- Review : Murder Mestri (2015)
- Director : Rahul Jadhav
- Producers : Nadiadwala Gennext Productions
- Cast : Hrishikesh Joshi, Dilip Prabhavalkar, Vandana Gupte, Sanjay Khapre, Vikas Kadam, Kranti Redkar, Vandana Gupte, Mansi Naik
- Music : Pankaj Padghan
- Review By : Keyur Seta
Rating : 2.5/5
Director Rahul Jadhav’s Murder Mestri is a routine comedy born out of a misunderstanding. In other words, it doesn’t fall in the very good category but at the same time there is no harm in savoring it once. Some pleasing visuals of the interiors of Konkan also help the cause.
The film revolves around the postman Prabhakar (Hrishikesh Joshi), who stays in Sawantwadi (Konkan) with his wife and daughter. Prabhakar reads people’s letters when he runs out of bedtime stories for his daughter. Slowly, it becomes an obsessive habit. Once, things go out of control and he gets beaten up for his act. Prabhakar vows not to read anybody else’s letters again. But he is unable to control the urge.
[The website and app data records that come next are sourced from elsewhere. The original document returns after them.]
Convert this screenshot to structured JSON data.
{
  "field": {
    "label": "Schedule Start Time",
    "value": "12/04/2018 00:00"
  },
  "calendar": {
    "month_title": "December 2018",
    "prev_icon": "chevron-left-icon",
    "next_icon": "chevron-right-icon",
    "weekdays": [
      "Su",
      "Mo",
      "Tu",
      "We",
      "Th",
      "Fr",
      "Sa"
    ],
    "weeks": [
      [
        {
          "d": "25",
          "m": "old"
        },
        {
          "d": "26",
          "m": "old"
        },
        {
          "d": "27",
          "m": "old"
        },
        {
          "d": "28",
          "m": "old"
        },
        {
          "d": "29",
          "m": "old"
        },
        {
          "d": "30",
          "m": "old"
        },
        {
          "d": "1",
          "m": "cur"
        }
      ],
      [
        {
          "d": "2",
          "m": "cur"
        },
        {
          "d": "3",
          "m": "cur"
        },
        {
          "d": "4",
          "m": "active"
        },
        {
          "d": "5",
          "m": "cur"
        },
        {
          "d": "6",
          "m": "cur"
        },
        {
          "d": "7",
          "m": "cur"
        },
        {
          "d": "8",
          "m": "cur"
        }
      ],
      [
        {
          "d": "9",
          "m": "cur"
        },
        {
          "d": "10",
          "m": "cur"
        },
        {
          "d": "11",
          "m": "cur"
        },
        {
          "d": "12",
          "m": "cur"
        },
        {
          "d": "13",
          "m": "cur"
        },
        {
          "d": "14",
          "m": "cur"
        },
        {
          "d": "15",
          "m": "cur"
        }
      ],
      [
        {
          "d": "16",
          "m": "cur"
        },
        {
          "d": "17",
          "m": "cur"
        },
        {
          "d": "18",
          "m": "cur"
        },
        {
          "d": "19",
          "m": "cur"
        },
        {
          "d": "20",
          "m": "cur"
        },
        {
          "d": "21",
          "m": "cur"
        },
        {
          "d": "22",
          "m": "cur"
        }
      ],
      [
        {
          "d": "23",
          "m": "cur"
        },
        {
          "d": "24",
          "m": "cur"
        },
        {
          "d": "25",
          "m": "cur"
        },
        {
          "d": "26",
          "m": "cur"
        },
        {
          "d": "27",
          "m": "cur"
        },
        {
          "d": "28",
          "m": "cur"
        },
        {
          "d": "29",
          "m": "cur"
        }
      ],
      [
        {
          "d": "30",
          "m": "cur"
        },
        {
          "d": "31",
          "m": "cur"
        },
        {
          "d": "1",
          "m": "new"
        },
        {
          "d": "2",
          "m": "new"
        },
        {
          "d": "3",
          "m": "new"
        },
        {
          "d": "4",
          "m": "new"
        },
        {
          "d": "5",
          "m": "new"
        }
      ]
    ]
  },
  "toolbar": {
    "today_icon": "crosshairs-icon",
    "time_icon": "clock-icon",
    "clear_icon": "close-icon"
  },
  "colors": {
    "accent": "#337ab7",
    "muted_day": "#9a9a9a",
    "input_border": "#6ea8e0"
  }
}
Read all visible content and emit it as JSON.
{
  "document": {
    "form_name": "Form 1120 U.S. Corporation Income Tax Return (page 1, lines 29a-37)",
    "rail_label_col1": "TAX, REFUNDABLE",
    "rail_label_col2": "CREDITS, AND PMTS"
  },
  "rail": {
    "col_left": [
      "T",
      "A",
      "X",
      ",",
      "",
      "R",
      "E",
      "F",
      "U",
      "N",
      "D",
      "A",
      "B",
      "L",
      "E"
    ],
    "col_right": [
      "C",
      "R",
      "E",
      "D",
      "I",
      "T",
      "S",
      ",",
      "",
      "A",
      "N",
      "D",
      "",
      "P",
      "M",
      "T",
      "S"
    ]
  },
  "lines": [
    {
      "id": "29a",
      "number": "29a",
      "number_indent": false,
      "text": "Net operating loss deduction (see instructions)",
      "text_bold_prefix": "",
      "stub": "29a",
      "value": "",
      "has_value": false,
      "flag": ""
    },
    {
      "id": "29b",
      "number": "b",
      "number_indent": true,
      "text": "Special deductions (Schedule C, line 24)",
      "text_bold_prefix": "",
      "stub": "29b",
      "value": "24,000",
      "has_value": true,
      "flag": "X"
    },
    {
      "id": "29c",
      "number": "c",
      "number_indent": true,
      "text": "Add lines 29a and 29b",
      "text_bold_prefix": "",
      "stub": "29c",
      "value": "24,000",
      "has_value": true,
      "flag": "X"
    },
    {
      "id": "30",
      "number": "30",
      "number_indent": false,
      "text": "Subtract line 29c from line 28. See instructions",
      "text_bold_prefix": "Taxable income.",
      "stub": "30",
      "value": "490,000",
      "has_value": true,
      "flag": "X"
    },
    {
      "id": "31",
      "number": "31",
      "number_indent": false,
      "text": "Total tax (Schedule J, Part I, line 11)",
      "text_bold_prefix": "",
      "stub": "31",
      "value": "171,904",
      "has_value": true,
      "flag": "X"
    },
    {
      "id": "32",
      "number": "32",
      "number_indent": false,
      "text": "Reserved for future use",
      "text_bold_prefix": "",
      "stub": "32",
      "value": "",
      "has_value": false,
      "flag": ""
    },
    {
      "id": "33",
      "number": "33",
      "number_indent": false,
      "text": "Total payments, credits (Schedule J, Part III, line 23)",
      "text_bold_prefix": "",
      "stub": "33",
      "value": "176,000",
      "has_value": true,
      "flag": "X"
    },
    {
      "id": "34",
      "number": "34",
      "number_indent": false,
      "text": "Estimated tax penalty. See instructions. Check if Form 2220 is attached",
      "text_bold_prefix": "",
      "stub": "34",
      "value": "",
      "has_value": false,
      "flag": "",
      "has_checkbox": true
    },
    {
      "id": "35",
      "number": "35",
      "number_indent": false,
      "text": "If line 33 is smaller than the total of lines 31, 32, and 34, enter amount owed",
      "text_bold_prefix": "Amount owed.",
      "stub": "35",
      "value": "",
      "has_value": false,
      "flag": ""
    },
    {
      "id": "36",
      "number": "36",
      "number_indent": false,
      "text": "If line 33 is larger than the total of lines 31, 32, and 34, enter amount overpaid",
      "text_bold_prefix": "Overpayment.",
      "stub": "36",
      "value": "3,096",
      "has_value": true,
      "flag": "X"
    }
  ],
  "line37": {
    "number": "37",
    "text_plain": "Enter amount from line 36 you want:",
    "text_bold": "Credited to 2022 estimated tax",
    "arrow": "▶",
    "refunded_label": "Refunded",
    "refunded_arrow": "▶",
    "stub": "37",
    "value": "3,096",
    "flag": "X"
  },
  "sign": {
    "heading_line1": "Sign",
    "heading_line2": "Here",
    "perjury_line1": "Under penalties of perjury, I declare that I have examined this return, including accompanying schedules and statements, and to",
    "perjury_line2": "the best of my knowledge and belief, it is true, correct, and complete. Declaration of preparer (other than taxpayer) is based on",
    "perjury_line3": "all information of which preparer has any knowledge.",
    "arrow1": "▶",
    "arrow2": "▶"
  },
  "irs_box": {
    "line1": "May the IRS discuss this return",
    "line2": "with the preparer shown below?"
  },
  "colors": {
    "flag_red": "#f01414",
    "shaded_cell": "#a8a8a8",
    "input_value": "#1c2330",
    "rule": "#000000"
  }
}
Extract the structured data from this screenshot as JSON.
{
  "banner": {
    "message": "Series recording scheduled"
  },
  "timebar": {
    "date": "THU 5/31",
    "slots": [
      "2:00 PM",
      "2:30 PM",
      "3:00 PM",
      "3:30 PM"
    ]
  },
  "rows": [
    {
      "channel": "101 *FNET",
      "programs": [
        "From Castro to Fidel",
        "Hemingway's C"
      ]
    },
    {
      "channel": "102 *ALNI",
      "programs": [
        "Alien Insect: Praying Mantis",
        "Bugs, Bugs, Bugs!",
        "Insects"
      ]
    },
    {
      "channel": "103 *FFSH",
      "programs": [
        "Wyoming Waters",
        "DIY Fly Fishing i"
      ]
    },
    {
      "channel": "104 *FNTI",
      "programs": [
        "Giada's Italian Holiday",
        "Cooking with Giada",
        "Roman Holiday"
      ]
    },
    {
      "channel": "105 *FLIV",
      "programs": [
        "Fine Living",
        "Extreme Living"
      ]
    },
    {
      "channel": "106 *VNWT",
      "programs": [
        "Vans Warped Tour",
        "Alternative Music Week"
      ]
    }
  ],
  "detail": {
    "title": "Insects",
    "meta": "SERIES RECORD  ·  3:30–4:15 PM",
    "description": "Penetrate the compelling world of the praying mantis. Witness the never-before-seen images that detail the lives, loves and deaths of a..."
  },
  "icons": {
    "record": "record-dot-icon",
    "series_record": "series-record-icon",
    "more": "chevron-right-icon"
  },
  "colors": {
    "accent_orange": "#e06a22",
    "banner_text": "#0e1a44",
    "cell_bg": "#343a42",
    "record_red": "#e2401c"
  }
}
He stumbles upon a letter and gets a shock through its contents. A person named Madhav Mestri is going to be murdered by his wife. Prabhakar is desperate to save Mestri’s life. But he comes to know that there are three Madhav Mestris (Dilip Prabhavalkar, Sanjay Khapre and Vikas Kadam) in Sawantwadi and all of them are married. How will Prabhakar save Madhav Mestri?
Murder Mestri is a light-hearted, easy watch for the entire family(except for a couple of sequences featuring Mansi Naik and Vikas Kadam). The fast pace and taut length with something or the other to at least giggle makes the film a one-time watch. The manner in which the basic plot is established is also praiseworthy.
But the film falls in the ‘routine comedy’ category due to various reasons. Most of the times, the comedy is loud and over-the-top. It looks as if the actors are overdoing things to make you laugh. Murder Mestri would have achieved a lot more had this point being taken care of. Last year, Poshter Boyz, also a comedy of misunderstanding, managed to create a strong impact since the comedy was well-handled. Apart from this, the film suffers from some flaws and a stretched second half.
This is yet another Marathi film with some delightful locales of the interiors of Konkan. Jadhav has captured the scenery earnestly. There is not much scope for music and the few songs that are included aren’t much appealing. Although a particular editing effect is overused while joining two scenes, it is certainly eye-pleasing.
The performances are laudable but, as mentioned before, making the actors try too hard wasn’t a good idea. Hrishikesh Joshi once again provides a mature act. Dilip Prabhavalkar, the experienced veteran, once again delivers, which isn’t surprising. Vikas Kadam is average. Kranti Redkar and Vandana Gupte manage well in difficult roles. Sanjay Khapre, Manasi Naik and the actress playing Prabhakar’s wife play their parts well but you can’t ignore them over-trying.
Murder Mestri is an average, one-time watch comedy. The film would have had more chances of earning well if it had not released alongside a biggie like Bahubali.